“For people like me, who are focused on prevention, the finding is exciting because I can use this information, along with all the other variants that have been found and will be found in the future, to help predict which one of us is more likely to develop diabetes,” Wessel said. “As we improve our understanding of the biology of the disease, we will be better able to figure out how to treat the disease.”
The process used to discover the new findings was innovative. Combining data from 23 epidemiology studies from around the world, involving 60,564 non-diabetic individuals, researchers for the first time used the HumanExome BeadChip, a specially designed genetic variation chip, to search for rare and low-frequency gene variants across the human genome, Wessel said. Rare variants occur less than 1 percent of the time, while low-frequency variants occur between 1 and 5 percent of the time.
Previously, genome-wide association studies had been used to identify common variants, or variants that occur more than 5 percent of the time, associated with common diseases and traits. The cause of diabetes is about half genetics and half lifestyle choices.
Indiana University supercomputing capabilities were used to analyze the massive amount of data, which included single-variant and gene-based analyses of the non-diabetic individuals and 16,491 individuals with type 2 diabetes and 81,877 controls.
“The idea was to go after the low-frequency and rare variants and see if that helps explain part of explaining the genetic variation of diseases like diabetes that we are interested in,” Wessel said.
“We found a low-frequency variant in GLP1R, which was found to lower glucose levels and risk for diabetes through lower early insulin secretion,” Wessel said.
Researchers had never found any variants in this gene associated with diabetes or glucose levels, and it is the first time a low-frequency variant has been found that is associated with diabetes and glucose levels, she said.

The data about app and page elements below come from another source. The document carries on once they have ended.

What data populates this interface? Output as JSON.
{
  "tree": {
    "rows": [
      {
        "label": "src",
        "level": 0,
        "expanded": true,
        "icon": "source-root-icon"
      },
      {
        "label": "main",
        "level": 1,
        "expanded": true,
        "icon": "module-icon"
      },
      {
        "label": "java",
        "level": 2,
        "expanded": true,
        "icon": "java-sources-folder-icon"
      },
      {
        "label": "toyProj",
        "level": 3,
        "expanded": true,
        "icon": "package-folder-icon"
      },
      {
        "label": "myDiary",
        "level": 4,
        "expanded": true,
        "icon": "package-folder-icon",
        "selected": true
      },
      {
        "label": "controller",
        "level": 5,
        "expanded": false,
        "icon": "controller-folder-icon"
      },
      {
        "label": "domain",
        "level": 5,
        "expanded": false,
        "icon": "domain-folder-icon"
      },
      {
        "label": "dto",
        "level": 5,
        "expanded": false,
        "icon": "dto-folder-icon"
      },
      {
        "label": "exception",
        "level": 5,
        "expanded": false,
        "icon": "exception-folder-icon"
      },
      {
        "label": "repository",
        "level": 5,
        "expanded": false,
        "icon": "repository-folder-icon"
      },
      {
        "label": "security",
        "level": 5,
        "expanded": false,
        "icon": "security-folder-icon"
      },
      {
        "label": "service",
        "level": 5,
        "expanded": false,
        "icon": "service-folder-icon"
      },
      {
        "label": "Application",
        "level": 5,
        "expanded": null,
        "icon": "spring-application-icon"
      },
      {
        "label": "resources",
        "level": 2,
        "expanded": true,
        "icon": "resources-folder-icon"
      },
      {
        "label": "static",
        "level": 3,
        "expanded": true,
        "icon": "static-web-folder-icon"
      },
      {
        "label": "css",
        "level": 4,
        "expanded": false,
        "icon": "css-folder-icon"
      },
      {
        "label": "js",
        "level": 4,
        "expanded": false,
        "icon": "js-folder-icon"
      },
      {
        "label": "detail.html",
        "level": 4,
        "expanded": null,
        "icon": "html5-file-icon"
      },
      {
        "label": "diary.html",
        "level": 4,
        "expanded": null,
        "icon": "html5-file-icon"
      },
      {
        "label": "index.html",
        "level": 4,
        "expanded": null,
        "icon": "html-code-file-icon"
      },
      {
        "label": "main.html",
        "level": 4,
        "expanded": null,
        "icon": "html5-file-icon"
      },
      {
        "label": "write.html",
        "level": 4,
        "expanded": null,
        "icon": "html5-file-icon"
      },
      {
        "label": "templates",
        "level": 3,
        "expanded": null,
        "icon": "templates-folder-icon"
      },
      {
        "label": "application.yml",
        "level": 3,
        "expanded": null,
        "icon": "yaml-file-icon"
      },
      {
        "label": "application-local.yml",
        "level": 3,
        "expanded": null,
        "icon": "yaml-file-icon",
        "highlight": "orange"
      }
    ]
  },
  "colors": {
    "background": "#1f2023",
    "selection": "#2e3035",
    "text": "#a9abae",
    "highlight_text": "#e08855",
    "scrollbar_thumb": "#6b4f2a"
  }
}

According to Wessel, IU’s supercomputer made it possible to analyze the massive amount of data that is needed for current genetic discovery research.